[Dataset items]
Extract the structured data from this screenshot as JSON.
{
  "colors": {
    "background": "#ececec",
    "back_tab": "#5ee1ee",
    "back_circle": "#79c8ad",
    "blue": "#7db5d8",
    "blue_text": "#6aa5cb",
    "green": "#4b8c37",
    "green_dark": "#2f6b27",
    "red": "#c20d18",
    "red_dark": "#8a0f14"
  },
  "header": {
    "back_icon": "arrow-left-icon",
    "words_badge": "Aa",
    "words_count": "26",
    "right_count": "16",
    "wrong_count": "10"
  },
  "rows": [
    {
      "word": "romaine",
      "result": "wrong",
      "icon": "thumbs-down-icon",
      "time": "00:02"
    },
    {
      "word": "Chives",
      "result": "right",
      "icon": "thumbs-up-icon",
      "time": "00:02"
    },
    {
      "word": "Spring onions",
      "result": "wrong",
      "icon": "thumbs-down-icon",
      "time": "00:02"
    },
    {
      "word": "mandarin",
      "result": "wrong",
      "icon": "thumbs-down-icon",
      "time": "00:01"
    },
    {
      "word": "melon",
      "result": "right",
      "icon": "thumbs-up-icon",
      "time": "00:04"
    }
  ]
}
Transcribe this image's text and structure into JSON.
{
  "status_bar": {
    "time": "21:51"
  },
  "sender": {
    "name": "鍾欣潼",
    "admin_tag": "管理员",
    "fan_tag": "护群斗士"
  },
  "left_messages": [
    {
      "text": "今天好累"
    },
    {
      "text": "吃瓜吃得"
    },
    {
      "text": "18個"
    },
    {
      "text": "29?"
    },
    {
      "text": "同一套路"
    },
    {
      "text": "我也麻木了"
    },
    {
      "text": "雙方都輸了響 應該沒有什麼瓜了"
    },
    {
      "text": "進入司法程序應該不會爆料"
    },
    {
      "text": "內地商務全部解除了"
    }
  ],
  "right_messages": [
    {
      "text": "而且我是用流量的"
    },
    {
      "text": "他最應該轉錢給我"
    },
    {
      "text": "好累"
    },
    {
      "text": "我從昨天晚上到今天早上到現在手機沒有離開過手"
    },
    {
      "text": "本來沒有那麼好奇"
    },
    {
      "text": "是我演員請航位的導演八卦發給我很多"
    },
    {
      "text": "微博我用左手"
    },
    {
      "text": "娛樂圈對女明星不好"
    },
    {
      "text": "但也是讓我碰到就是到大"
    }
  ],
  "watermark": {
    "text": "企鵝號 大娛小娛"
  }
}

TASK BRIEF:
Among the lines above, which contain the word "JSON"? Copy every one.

YOUR RESPONSE:
Extract the structured data from this screenshot as JSON.
Transcribe this image's text and structure into JSON.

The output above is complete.